• [GOAL OF THE EXERCISE] Set down the entries below exactly; drop the pictures.

• [DATA IN THIS EXERCISE]
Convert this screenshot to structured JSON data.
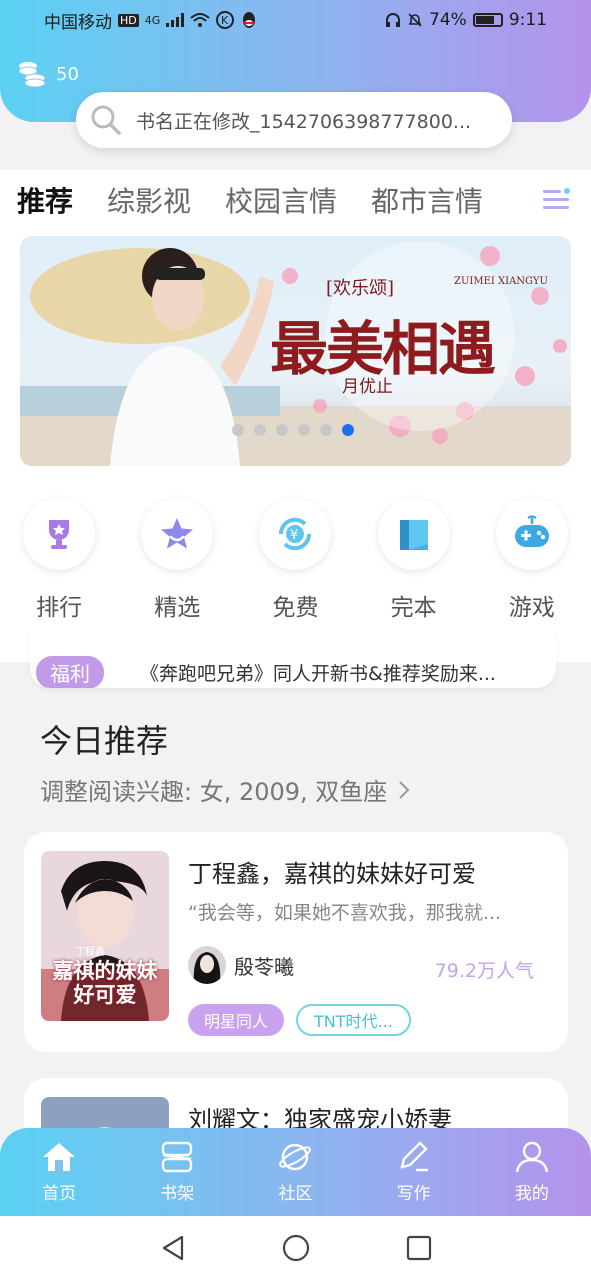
{
  "status_bar": {
    "carrier": "中国移动",
    "hd": "HD",
    "network": "4G",
    "battery": "74%",
    "time": "9:11"
  },
  "header": {
    "coins": "50",
    "search_placeholder": "书名正在修改_1542706398777800..."
  },
  "tabs": [
    {
      "label": "推荐",
      "active": true
    },
    {
      "label": "综影视"
    },
    {
      "label": "校园言情"
    },
    {
      "label": "都市言情"
    }
  ],
  "banner": {
    "series": "[欢乐颂]",
    "title": "最美相遇",
    "author": "月优止",
    "brand": "ZUIMEI XIANGYU",
    "dots": 6,
    "active_dot": 6
  },
  "categories": [
    {
      "label": "排行",
      "icon": "trophy-icon"
    },
    {
      "label": "精选",
      "icon": "star-icon"
    },
    {
      "label": "免费",
      "icon": "free-icon"
    },
    {
      "label": "完本",
      "icon": "book-icon"
    },
    {
      "label": "游戏",
      "icon": "gamepad-icon"
    }
  ],
  "notice": {
    "tag": "福利",
    "text": "《奔跑吧兄弟》同人开新书&推荐奖励来..."
  },
  "recommend": {
    "title": "今日推荐",
    "subtitle": "调整阅读兴趣: 女, 2009, 双鱼座"
  },
  "books": [
    {
      "title": "丁程鑫，嘉祺的妹妹好可爱",
      "desc": "“我会等，如果她不喜欢我，那我就...",
      "author": "殷苓曦",
      "popularity": "79.2万人气",
      "cover_text": "嘉祺的妹妹好可爱",
      "cover_name": "丁程鑫",
      "tags": [
        "明星同人",
        "TNT时代..."
      ]
    },
    {
      "title": "刘耀文：独家盛宠小娇妻"
    }
  ],
  "bottom_nav": [
    {
      "label": "首页",
      "icon": "home-icon"
    },
    {
      "label": "书架",
      "icon": "bookshelf-icon"
    },
    {
      "label": "社区",
      "icon": "community-icon"
    },
    {
      "label": "写作",
      "icon": "write-icon"
    },
    {
      "label": "我的",
      "icon": "profile-icon"
    }
  ],
  "colors": {
    "gradient_start": "#5bd1f2",
    "gradient_end": "#b592ec",
    "accent_purple": "#c8a2ec",
    "accent_cyan": "#74d4e2",
    "active_dot": "#1e6ff0"
  }
}
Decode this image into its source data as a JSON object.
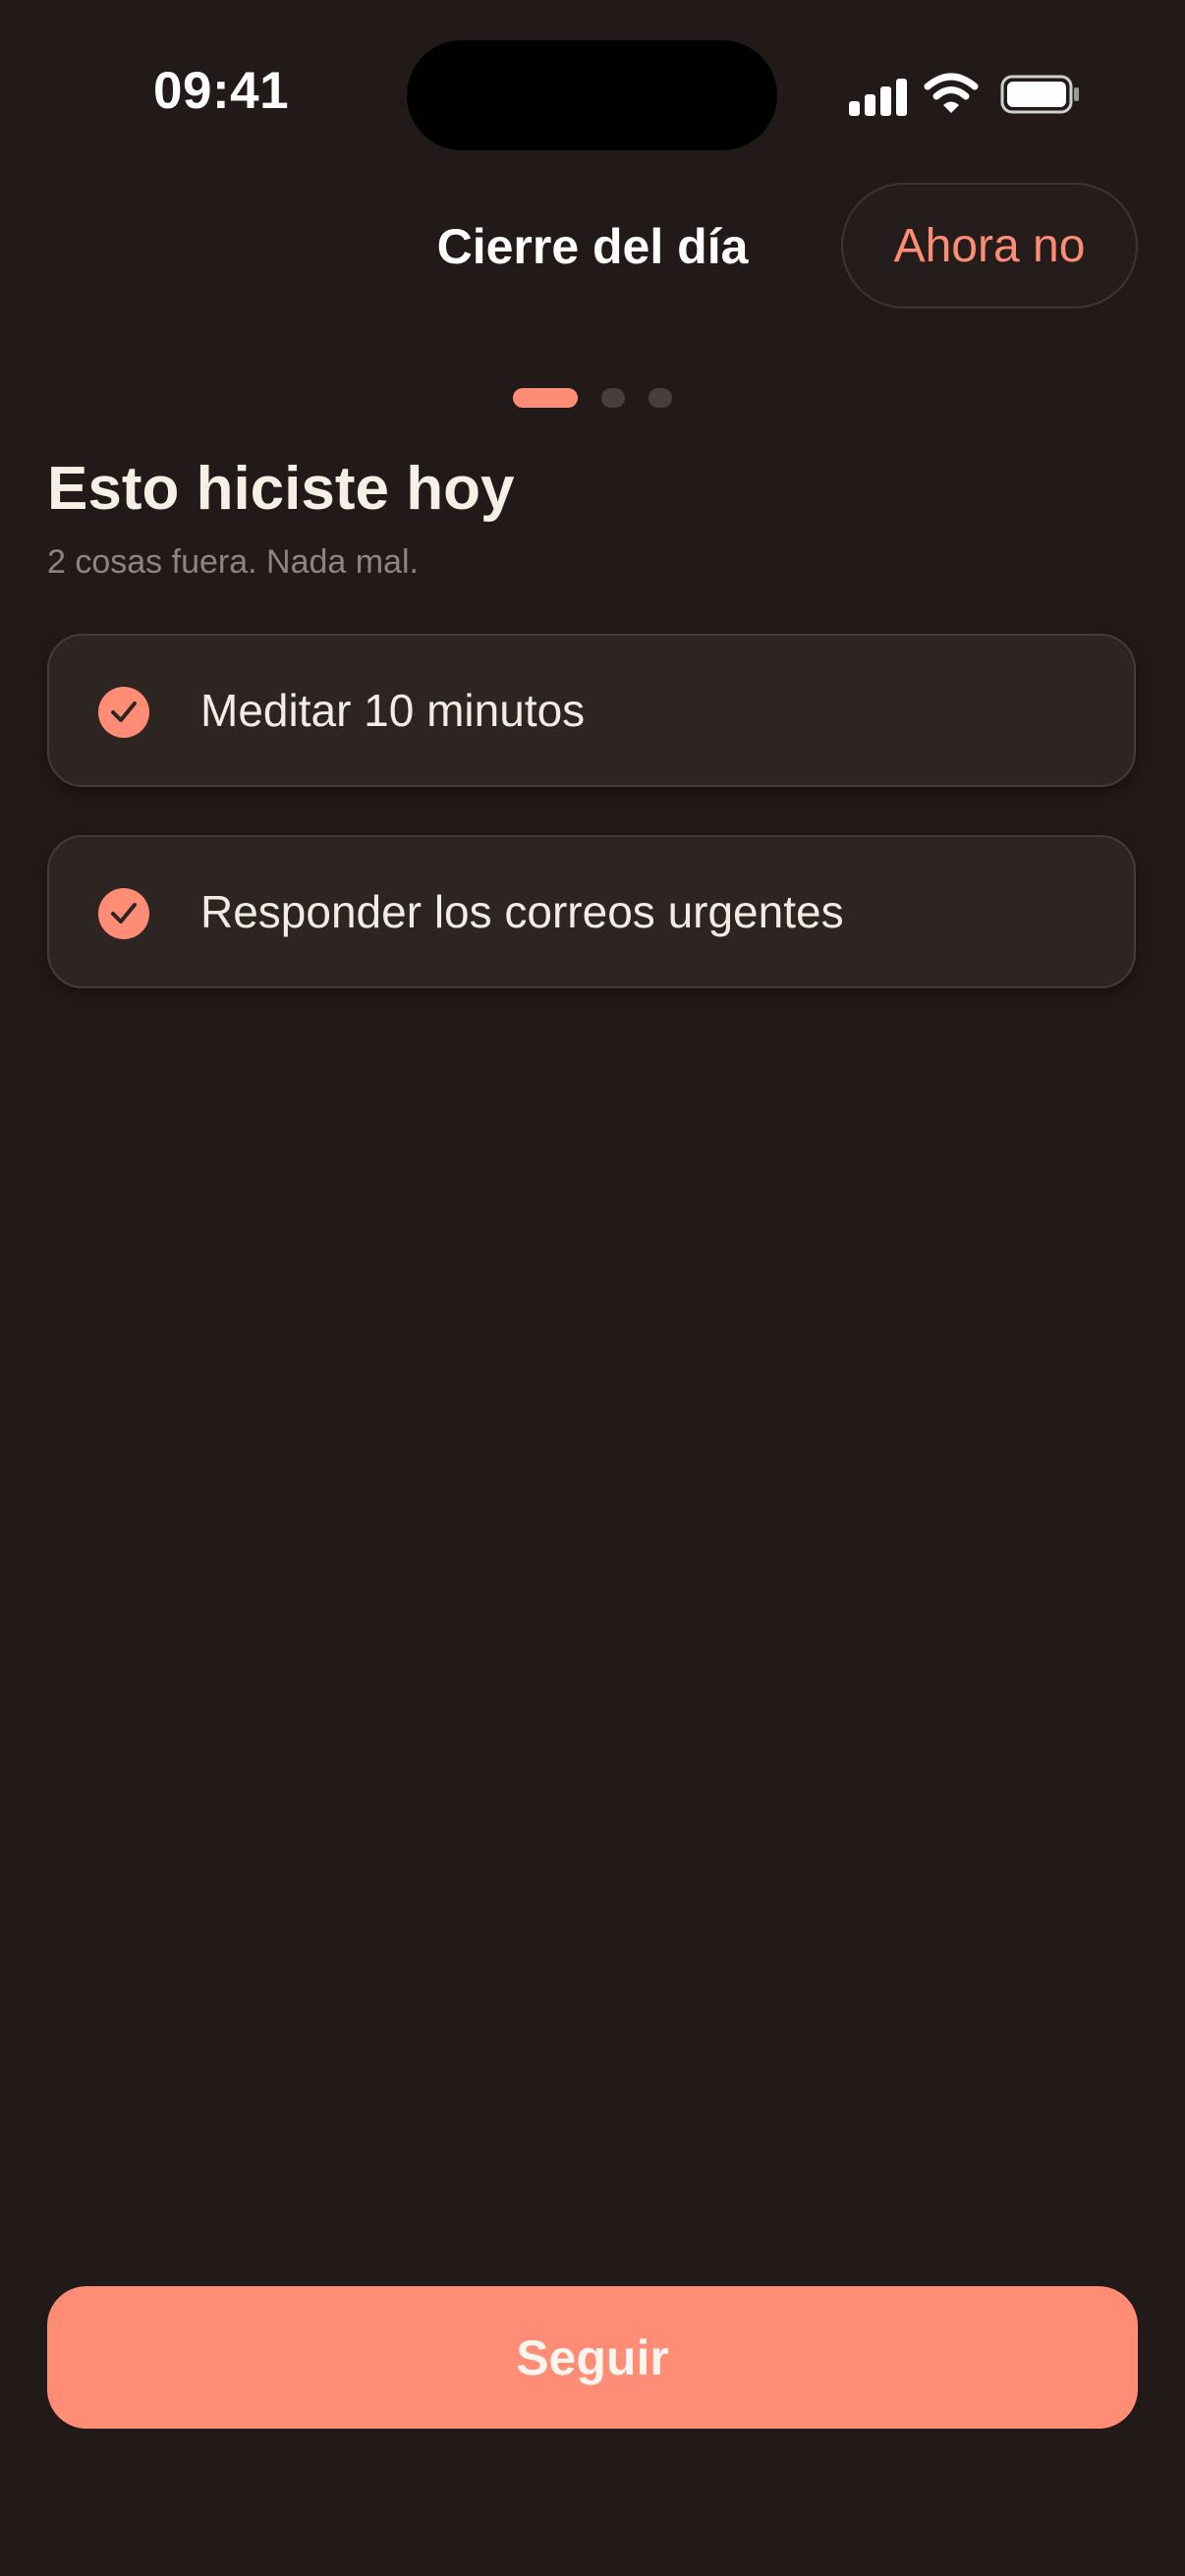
{
  "status_bar": {
    "time": "09:41",
    "icons": [
      "signal-icon",
      "wifi-icon",
      "battery-icon"
    ]
  },
  "header": {
    "title": "Cierre del día",
    "skip_label": "Ahora no"
  },
  "pager": {
    "total_steps": 3,
    "current_step": 1
  },
  "step": {
    "title": "Esto hiciste hoy",
    "subtitle": "2 cosas fuera. Nada mal."
  },
  "tasks": [
    {
      "label": "Meditar 10 minutos",
      "completed": true
    },
    {
      "label": "Responder los correos urgentes",
      "completed": true
    }
  ],
  "footer": {
    "continue_label": "Seguir"
  },
  "colors": {
    "background": "#211a18",
    "accent": "#ff8d76",
    "card": "#2c2521",
    "muted_text": "#8d8580"
  }
}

• [ANSWER SECTION]
Convert this screenshot to structured JSON data.
{
  "status_bar": {
    "carrier": "中国移动",
    "hd": "HD",
    "network": "4G",
    "battery": "74%",
    "time": "9:11"
  },
  "header": {
    "coins": "50",
    "search_placeholder": "书名正在修改_1542706398777800..."
  },
  "tabs": [
    {
      "label": "推荐",
      "active": true
    },
    {
      "label": "综影视"
    },
    {
      "label": "校园言情"
    },
    {
      "label": "都市言情"
    }
  ],
  "banner": {
    "series": "[欢乐颂]",
    "title": "最美相遇",
    "author": "月优止",
    "brand": "ZUIMEI XIANGYU",
    "dots": 6,
    "active_dot": 6
  },
  "categories": [
    {
      "label": "排行",
      "icon": "trophy-icon"
    },
    {
      "label": "精选",
      "icon": "star-icon"
    },
    {
      "label": "免费",
      "icon": "free-icon"
    },
    {
      "label": "完本",
      "icon": "book-icon"
    },
    {
      "label": "游戏",
      "icon": "gamepad-icon"
    }
  ],
  "notice": {
    "tag": "福利",
    "text": "《奔跑吧兄弟》同人开新书&推荐奖励来..."
  },
  "recommend": {
    "title": "今日推荐",
    "subtitle": "调整阅读兴趣: 女, 2009, 双鱼座"
  },
  "books": [
    {
      "title": "丁程鑫，嘉祺的妹妹好可爱",
      "desc": "“我会等，如果她不喜欢我，那我就...",
      "author": "殷苓曦",
      "popularity": "79.2万人气",
      "cover_text": "嘉祺的妹妹好可爱",
      "cover_name": "丁程鑫",
      "tags": [
        "明星同人",
        "TNT时代..."
      ]
    },
    {
      "title": "刘耀文：独家盛宠小娇妻"
    }
  ],
  "bottom_nav": [
    {
      "label": "首页",
      "icon": "home-icon"
    },
    {
      "label": "书架",
      "icon": "bookshelf-icon"
    },
    {
      "label": "社区",
      "icon": "community-icon"
    },
    {
      "label": "写作",
      "icon": "write-icon"
    },
    {
      "label": "我的",
      "icon": "profile-icon"
    }
  ],
  "colors": {
    "gradient_start": "#5bd1f2",
    "gradient_end": "#b592ec",
    "accent_purple": "#c8a2ec",
    "accent_cyan": "#74d4e2",
    "active_dot": "#1e6ff0"
  }
}
Decode this image into its source data as a JSON object.
{
  "status_bar": {
    "time": "09:41",
    "icons": [
      "signal-icon",
      "wifi-icon",
      "battery-icon"
    ]
  },
  "header": {
    "title": "Cierre del día",
    "skip_label": "Ahora no"
  },
  "pager": {
    "total_steps": 3,
    "current_step": 1
  },
  "step": {
    "title": "Esto hiciste hoy",
    "subtitle": "2 cosas fuera. Nada mal."
  },
  "tasks": [
    {
      "label": "Meditar 10 minutos",
      "completed": true
    },
    {
      "label": "Responder los correos urgentes",
      "completed": true
    }
  ],
  "footer": {
    "continue_label": "Seguir"
  },
  "colors": {
    "background": "#211a18",
    "accent": "#ff8d76",
    "card": "#2c2521",
    "muted_text": "#8d8580"
  }
}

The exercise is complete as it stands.